Problem statement: Even where a line looks wrong, copy it exactly and include every entry.

Supplied records:

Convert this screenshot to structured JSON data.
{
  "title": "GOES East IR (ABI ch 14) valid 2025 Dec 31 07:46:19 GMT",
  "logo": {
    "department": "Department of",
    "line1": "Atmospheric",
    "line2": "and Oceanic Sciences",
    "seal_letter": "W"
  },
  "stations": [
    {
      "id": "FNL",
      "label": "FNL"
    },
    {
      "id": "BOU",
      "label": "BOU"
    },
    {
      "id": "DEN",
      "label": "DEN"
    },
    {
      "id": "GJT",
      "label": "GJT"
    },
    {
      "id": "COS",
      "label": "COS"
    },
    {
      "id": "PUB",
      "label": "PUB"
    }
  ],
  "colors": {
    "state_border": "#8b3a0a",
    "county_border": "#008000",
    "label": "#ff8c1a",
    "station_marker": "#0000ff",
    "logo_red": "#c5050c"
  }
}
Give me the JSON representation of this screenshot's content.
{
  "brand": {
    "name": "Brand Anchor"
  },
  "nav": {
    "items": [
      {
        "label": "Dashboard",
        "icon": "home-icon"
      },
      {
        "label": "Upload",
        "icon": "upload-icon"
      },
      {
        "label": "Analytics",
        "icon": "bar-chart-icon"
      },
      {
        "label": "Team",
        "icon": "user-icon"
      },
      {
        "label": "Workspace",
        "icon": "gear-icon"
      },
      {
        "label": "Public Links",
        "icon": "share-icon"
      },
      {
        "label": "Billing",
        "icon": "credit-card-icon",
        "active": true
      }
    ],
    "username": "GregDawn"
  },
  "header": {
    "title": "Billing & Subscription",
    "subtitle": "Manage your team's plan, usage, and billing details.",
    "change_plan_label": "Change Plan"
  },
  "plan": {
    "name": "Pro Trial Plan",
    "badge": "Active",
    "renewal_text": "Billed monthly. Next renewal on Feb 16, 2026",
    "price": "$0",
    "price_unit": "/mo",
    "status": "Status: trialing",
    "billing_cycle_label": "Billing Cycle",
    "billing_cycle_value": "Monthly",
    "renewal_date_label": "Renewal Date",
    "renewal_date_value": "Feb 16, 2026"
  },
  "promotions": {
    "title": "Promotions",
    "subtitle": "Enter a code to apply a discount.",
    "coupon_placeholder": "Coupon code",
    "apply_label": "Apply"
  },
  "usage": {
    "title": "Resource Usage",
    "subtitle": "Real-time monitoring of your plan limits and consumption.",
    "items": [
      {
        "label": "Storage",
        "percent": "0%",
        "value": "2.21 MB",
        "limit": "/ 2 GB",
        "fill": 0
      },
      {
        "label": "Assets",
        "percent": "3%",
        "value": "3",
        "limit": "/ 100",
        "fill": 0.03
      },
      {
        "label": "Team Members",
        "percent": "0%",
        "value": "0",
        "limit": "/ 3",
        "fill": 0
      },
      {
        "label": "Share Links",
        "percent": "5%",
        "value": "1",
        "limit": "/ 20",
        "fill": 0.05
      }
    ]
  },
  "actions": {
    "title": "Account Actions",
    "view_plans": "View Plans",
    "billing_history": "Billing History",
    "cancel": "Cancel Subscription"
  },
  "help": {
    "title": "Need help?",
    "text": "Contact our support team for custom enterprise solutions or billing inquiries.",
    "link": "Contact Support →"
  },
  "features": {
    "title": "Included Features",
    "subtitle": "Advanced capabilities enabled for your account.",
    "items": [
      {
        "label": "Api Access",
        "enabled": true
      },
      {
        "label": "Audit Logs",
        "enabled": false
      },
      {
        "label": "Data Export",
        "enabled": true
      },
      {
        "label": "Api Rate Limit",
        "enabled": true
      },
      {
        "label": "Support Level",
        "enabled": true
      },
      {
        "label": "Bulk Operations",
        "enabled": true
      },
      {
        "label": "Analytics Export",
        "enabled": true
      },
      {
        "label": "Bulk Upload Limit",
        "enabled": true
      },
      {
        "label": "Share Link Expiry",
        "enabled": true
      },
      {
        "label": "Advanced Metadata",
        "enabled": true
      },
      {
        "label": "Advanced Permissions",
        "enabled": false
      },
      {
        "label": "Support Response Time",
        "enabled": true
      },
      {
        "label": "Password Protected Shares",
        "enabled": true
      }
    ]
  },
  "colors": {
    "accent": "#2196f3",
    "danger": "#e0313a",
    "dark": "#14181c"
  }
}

Task output:
Convert this screenshot to structured JSON data.
{
  "title": "GOES East IR (ABI ch 14) valid 2025 Dec 31 07:46:19 GMT",
  "logo": {
    "department": "Department of",
    "line1": "Atmospheric",
    "line2": "and Oceanic Sciences",
    "seal_letter": "W"
  },
  "stations": [
    {
      "id": "FNL",
      "label": "FNL"
    },
    {
      "id": "BOU",
      "label": "BOU"
    },
    {
      "id": "DEN",
      "label": "DEN"
    },
    {
      "id": "GJT",
      "label": "GJT"
    },
    {
      "id": "COS",
      "label": "COS"
    },
    {
      "id": "PUB",
      "label": "PUB"
    }
  ],
  "colors": {
    "state_border": "#8b3a0a",
    "county_border": "#008000",
    "label": "#ff8c1a",
    "station_marker": "#0000ff",
    "logo_red": "#c5050c"
  }
}
Give me the JSON representation of this screenshot's content.
{
  "brand": {
    "name": "Brand Anchor"
  },
  "nav": {
    "items": [
      {
        "label": "Dashboard",
        "icon": "home-icon"
      },
      {
        "label": "Upload",
        "icon": "upload-icon"
      },
      {
        "label": "Analytics",
        "icon": "bar-chart-icon"
      },
      {
        "label": "Team",
        "icon": "user-icon"
      },
      {
        "label": "Workspace",
        "icon": "gear-icon"
      },
      {
        "label": "Public Links",
        "icon": "share-icon"
      },
      {
        "label": "Billing",
        "icon": "credit-card-icon",
        "active": true
      }
    ],
    "username": "GregDawn"
  },
  "header": {
    "title": "Billing & Subscription",
    "subtitle": "Manage your team's plan, usage, and billing details.",
    "change_plan_label": "Change Plan"
  },
  "plan": {
    "name": "Pro Trial Plan",
    "badge": "Active",
    "renewal_text": "Billed monthly. Next renewal on Feb 16, 2026",
    "price": "$0",
    "price_unit": "/mo",
    "status": "Status: trialing",
    "billing_cycle_label": "Billing Cycle",
    "billing_cycle_value": "Monthly",
    "renewal_date_label": "Renewal Date",
    "renewal_date_value": "Feb 16, 2026"
  },
  "promotions": {
    "title": "Promotions",
    "subtitle": "Enter a code to apply a discount.",
    "coupon_placeholder": "Coupon code",
    "apply_label": "Apply"
  },
  "usage": {
    "title": "Resource Usage",
    "subtitle": "Real-time monitoring of your plan limits and consumption.",
    "items": [
      {
        "label": "Storage",
        "percent": "0%",
        "value": "2.21 MB",
        "limit": "/ 2 GB",
        "fill": 0
      },
      {
        "label": "Assets",
        "percent": "3%",
        "value": "3",
        "limit": "/ 100",
        "fill": 0.03
      },
      {
        "label": "Team Members",
        "percent": "0%",
        "value": "0",
        "limit": "/ 3",
        "fill": 0
      },
      {
        "label": "Share Links",
        "percent": "5%",
        "value": "1",
        "limit": "/ 20",
        "fill": 0.05
      }
    ]
  },
  "actions": {
    "title": "Account Actions",
    "view_plans": "View Plans",
    "billing_history": "Billing History",
    "cancel": "Cancel Subscription"
  },
  "help": {
    "title": "Need help?",
    "text": "Contact our support team for custom enterprise solutions or billing inquiries.",
    "link": "Contact Support →"
  },
  "features": {
    "title": "Included Features",
    "subtitle": "Advanced capabilities enabled for your account.",
    "items": [
      {
        "label": "Api Access",
        "enabled": true
      },
      {
        "label": "Audit Logs",
        "enabled": false
      },
      {
        "label": "Data Export",
        "enabled": true
      },
      {
        "label": "Api Rate Limit",
        "enabled": true
      },
      {
        "label": "Support Level",
        "enabled": true
      },
      {
        "label": "Bulk Operations",
        "enabled": true
      },
      {
        "label": "Analytics Export",
        "enabled": true
      },
      {
        "label": "Bulk Upload Limit",
        "enabled": true
      },
      {
        "label": "Share Link Expiry",
        "enabled": true
      },
      {
        "label": "Advanced Metadata",
        "enabled": true
      },
      {
        "label": "Advanced Permissions",
        "enabled": false
      },
      {
        "label": "Support Response Time",
        "enabled": true
      },
      {
        "label": "Password Protected Shares",
        "enabled": true
      }
    ]
  },
  "colors": {
    "accent": "#2196f3",
    "danger": "#e0313a",
    "dark": "#14181c"
  }
}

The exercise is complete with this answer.